    Perhaps it’s time to shop it around to other publishers. I sent my book proposal to about a half-dozen publishers, and was shocked that the one that picked it up is easily the hottest in the ASP.NET space now. My point is that you just never know!

  8. Chris Haas says:

    Just a side-note, but if I were you I’d switch from Quark to Adobe InDesign. We made the switch about 2 years ago and are very happy. If you use any Adobe products (are Macromedia sometimes) than you’re probably already familiar with the keyboard shortcuts and the general way things are done. They have a free demo available, too.

    http://www.adobe.com/products/indesign/

  9. Just want to thank everyone for the helpful comments so far 🙂

    Chris: I’v initially looked at Quark since it is mostly the industry standard. But i’ll have to admit that i’ve used Photoshop and Illustrator in the past so I will take a look at InDesign.

    Jeff: Like I said, self-publishing is one of my options for Plan B is i do not get approved with my current publisher. The main issue is that in the real-time CG field and Video Game development, there is only 3-4 viable publishers out there. This significantly reduces my chances of getting published.

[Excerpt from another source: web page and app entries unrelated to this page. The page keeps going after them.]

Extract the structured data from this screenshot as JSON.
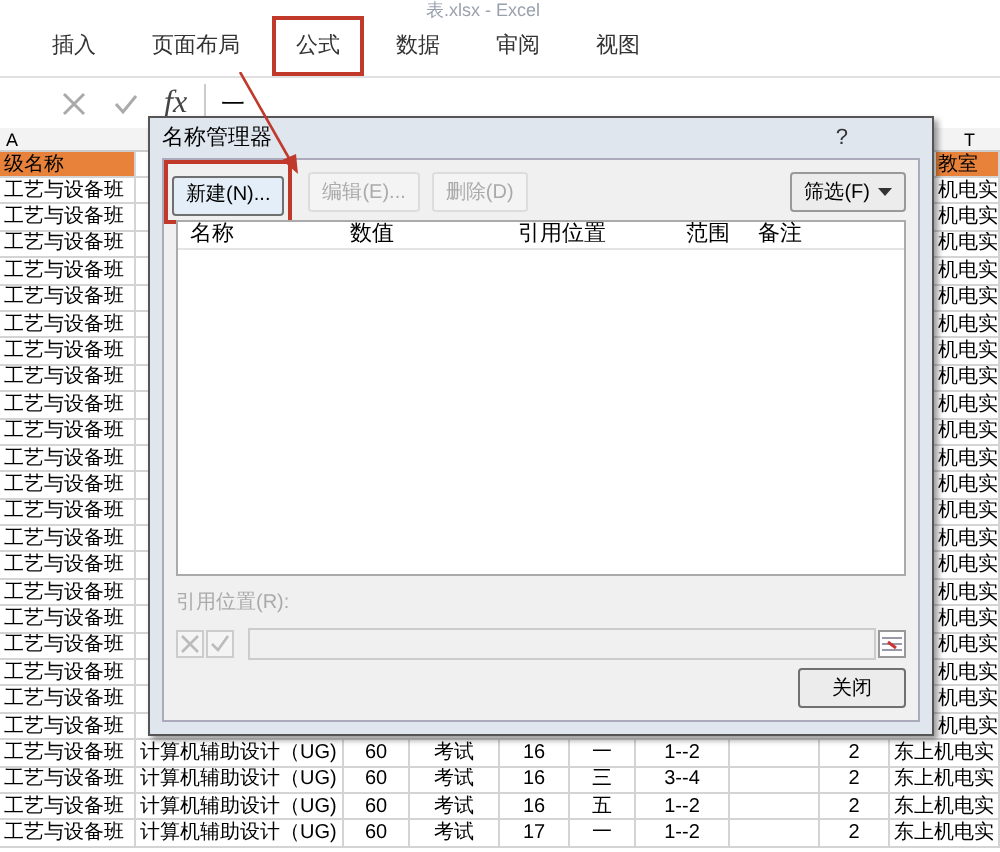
{
  "window": {
    "title": "表.xlsx - Excel"
  },
  "ribbon_tabs": [
    {
      "label": "插入",
      "highlighted": false
    },
    {
      "label": "页面布局",
      "highlighted": false
    },
    {
      "label": "公式",
      "highlighted": true
    },
    {
      "label": "数据",
      "highlighted": false
    },
    {
      "label": "审阅",
      "highlighted": false
    },
    {
      "label": "视图",
      "highlighted": false
    }
  ],
  "formula_bar": {
    "function_label": "fx",
    "value": "一"
  },
  "column_headers": [
    "A",
    "T"
  ],
  "sheet": {
    "header": {
      "first": "级名称",
      "last": "教室"
    },
    "rows": [
      {
        "kind": "partial",
        "first": "工艺与设备班",
        "last": "机电实"
      },
      {
        "kind": "partial",
        "first": "工艺与设备班",
        "last": "机电实"
      },
      {
        "kind": "partial",
        "first": "工艺与设备班",
        "last": "机电实"
      },
      {
        "kind": "partial",
        "first": "工艺与设备班",
        "last": "机电实"
      },
      {
        "kind": "partial",
        "first": "工艺与设备班",
        "last": "机电实"
      },
      {
        "kind": "partial",
        "first": "工艺与设备班",
        "last": "机电实"
      },
      {
        "kind": "partial",
        "first": "工艺与设备班",
        "last": "机电实"
      },
      {
        "kind": "partial",
        "first": "工艺与设备班",
        "last": "机电实"
      },
      {
        "kind": "partial",
        "first": "工艺与设备班",
        "last": "机电实"
      },
      {
        "kind": "partial",
        "first": "工艺与设备班",
        "last": "机电实"
      },
      {
        "kind": "partial",
        "first": "工艺与设备班",
        "last": "机电实"
      },
      {
        "kind": "partial",
        "first": "工艺与设备班",
        "last": "机电实"
      },
      {
        "kind": "partial",
        "first": "工艺与设备班",
        "last": "机电实"
      },
      {
        "kind": "partial",
        "first": "工艺与设备班",
        "last": "机电实"
      },
      {
        "kind": "partial",
        "first": "工艺与设备班",
        "last": "机电实"
      },
      {
        "kind": "partial",
        "first": "工艺与设备班",
        "last": "机电实"
      },
      {
        "kind": "partial",
        "first": "工艺与设备班",
        "last": "机电实"
      },
      {
        "kind": "partial",
        "first": "工艺与设备班",
        "last": "机电实"
      },
      {
        "kind": "partial",
        "first": "工艺与设备班",
        "last": "机电实"
      },
      {
        "kind": "partial",
        "first": "工艺与设备班",
        "last": "机电实"
      },
      {
        "kind": "partial",
        "first": "工艺与设备班",
        "last": "机电实"
      },
      {
        "kind": "full",
        "cells": [
          "工艺与设备班",
          "计算机辅助设计（UG)",
          "60",
          "考试",
          "16",
          "一",
          "1--2",
          "2",
          "东上机电实"
        ]
      },
      {
        "kind": "full",
        "cells": [
          "工艺与设备班",
          "计算机辅助设计（UG)",
          "60",
          "考试",
          "16",
          "三",
          "3--4",
          "2",
          "东上机电实"
        ]
      },
      {
        "kind": "full",
        "cells": [
          "工艺与设备班",
          "计算机辅助设计（UG)",
          "60",
          "考试",
          "16",
          "五",
          "1--2",
          "2",
          "东上机电实"
        ]
      },
      {
        "kind": "full",
        "cells": [
          "工艺与设备班",
          "计算机辅助设计（UG)",
          "60",
          "考试",
          "17",
          "一",
          "1--2",
          "2",
          "东上机电实"
        ]
      }
    ]
  },
  "dialog": {
    "title": "名称管理器",
    "help": "?",
    "buttons": [
      {
        "label": "新建(N)...",
        "disabled": false,
        "highlighted": true
      },
      {
        "label": "编辑(E)...",
        "disabled": true,
        "highlighted": false
      },
      {
        "label": "删除(D)",
        "disabled": true,
        "highlighted": false
      }
    ],
    "filter_button": "筛选(F)",
    "list_columns": [
      "名称",
      "数值",
      "引用位置",
      "范围",
      "备注"
    ],
    "reference_label": "引用位置(R):",
    "reference_disabled": true,
    "close_button": "关闭"
  }
}
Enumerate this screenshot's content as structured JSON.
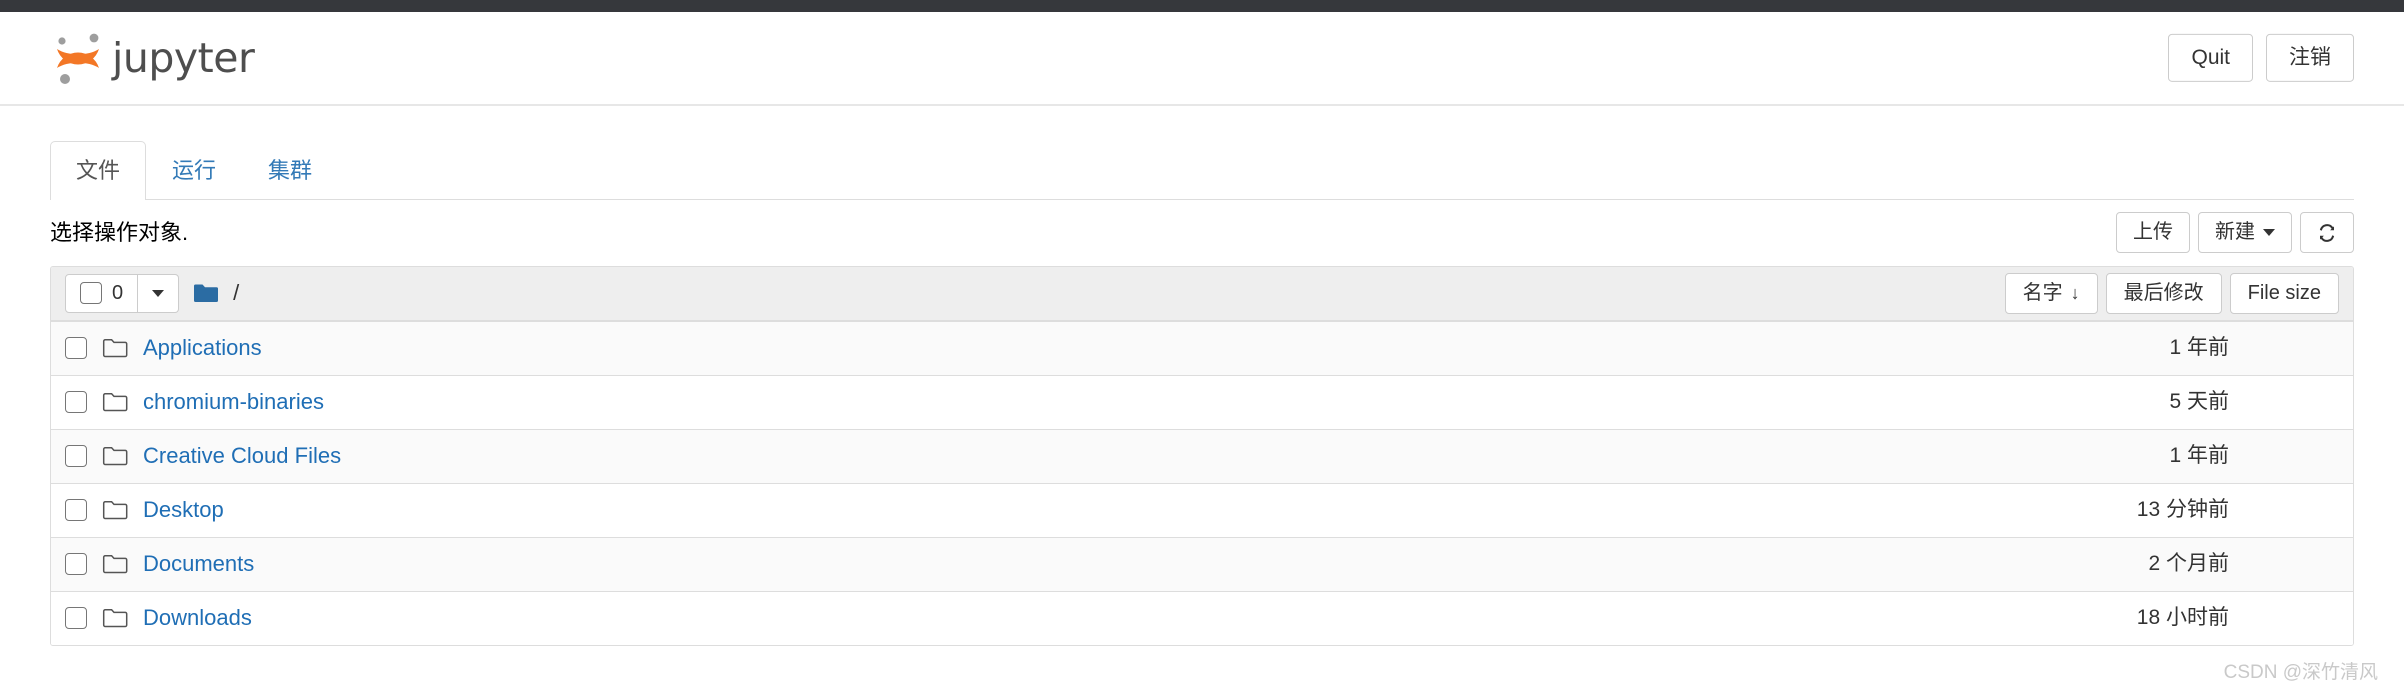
{
  "header": {
    "brand_text": "jupyter",
    "logo_icon": "jupyter-logo",
    "quit_label": "Quit",
    "logout_label": "注销"
  },
  "tabs": [
    {
      "label": "文件",
      "active": true
    },
    {
      "label": "运行",
      "active": false
    },
    {
      "label": "集群",
      "active": false
    }
  ],
  "actions": {
    "select_note": "选择操作对象.",
    "upload_label": "上传",
    "new_label": "新建",
    "new_caret_icon": "caret-down-icon",
    "refresh_icon": "refresh-icon"
  },
  "list_header": {
    "select_all_checkbox_icon": "checkbox-unchecked-icon",
    "selected_count": "0",
    "dropdown_caret_icon": "caret-down-icon",
    "breadcrumb_folder_icon": "folder-filled-icon",
    "breadcrumb_path": "/",
    "sort_name_label": "名字",
    "sort_name_arrow": "↓",
    "sort_modified_label": "最后修改",
    "sort_filesize_label": "File size"
  },
  "rows": [
    {
      "checkbox_icon": "checkbox-unchecked-icon",
      "icon": "folder-icon",
      "name": "Applications",
      "modified": "1 年前"
    },
    {
      "checkbox_icon": "checkbox-unchecked-icon",
      "icon": "folder-icon",
      "name": "chromium-binaries",
      "modified": "5 天前"
    },
    {
      "checkbox_icon": "checkbox-unchecked-icon",
      "icon": "folder-icon",
      "name": "Creative Cloud Files",
      "modified": "1 年前"
    },
    {
      "checkbox_icon": "checkbox-unchecked-icon",
      "icon": "folder-icon",
      "name": "Desktop",
      "modified": "13 分钟前"
    },
    {
      "checkbox_icon": "checkbox-unchecked-icon",
      "icon": "folder-icon",
      "name": "Documents",
      "modified": "2 个月前"
    },
    {
      "checkbox_icon": "checkbox-unchecked-icon",
      "icon": "folder-icon",
      "name": "Downloads",
      "modified": "18 小时前"
    }
  ],
  "watermark": "CSDN @深竹清风",
  "colors": {
    "brand_orange": "#f37726",
    "link_blue": "#1f6eb5",
    "tab_blue": "#337ab7",
    "topbar_dark": "#36383c",
    "header_grey": "#eeeeee",
    "row_alt": "#fafafa"
  }
}
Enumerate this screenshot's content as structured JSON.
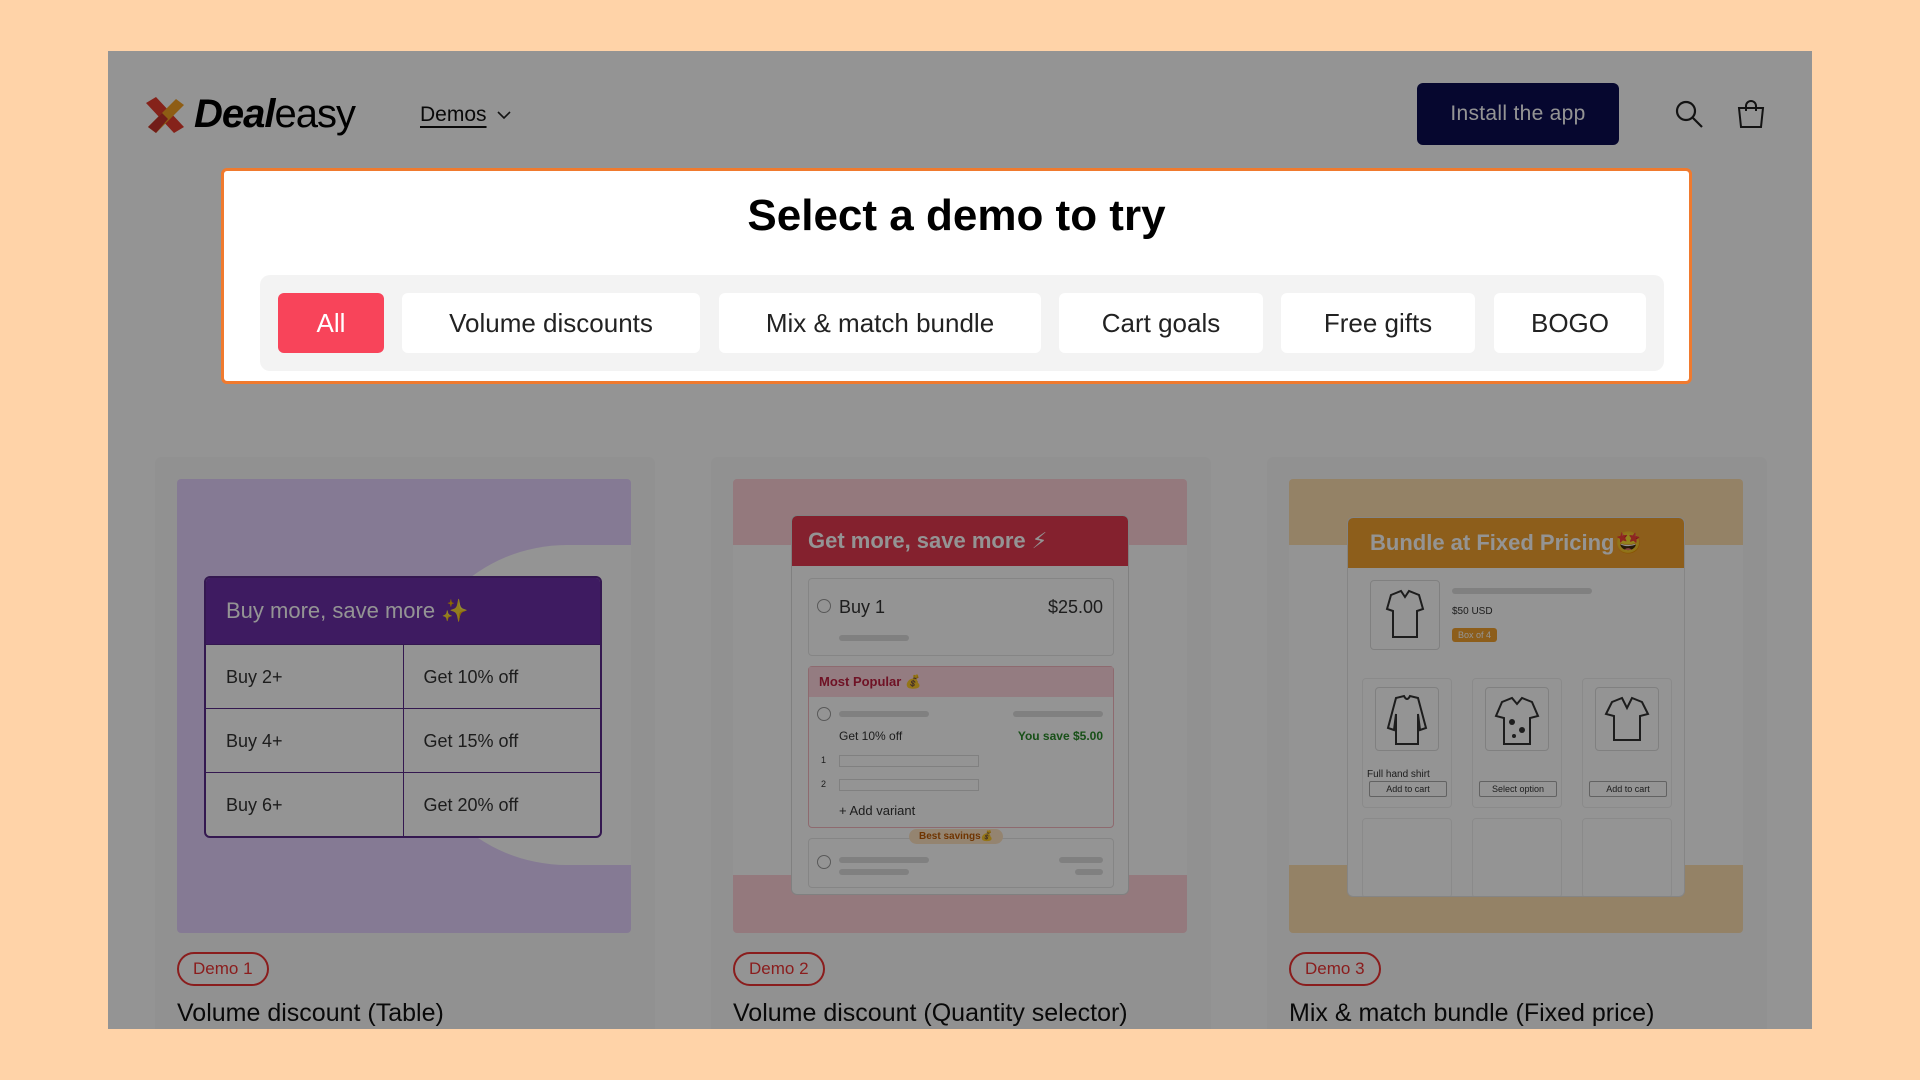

    The reality is that I am not only looking towards self-publishing with the excuse of making more money but I think it would be a good experience for me to learn the whole publishing process. In the end, if it doesn’t work i have no one to blame but myself and it might give me a deeper appreciation of what publishers do out there.

  10. Chris Haas says:

    Actually the Quark industry standard thing isn’t really true anymore. When OS X came out it took Quark forever to get a version that didn’t run in 9/classic. When they finally did tons of people had already migrated to InDesign. If you check the docs on LightningSource they only publish Quark 5 templates but they do have InDesign 3 (CS) templates:

    https://www.lightningsource.com/ResourcesBookDesigner.htm

    But all that aside, InDesign has an awesome programming model that you can tap into. You might not think you need it but its awesome to automate repetative tasks like you would with VS macros. On the PC you can use any COM-aware language and they also provide a nice JavaScript parser which is great if you need to cross platforms like I do.

  11. about the book cover…you should have a cover design contest. This would obviously mean that you would have to disclose the topic/theme of the book, but this could be done just before it’s released.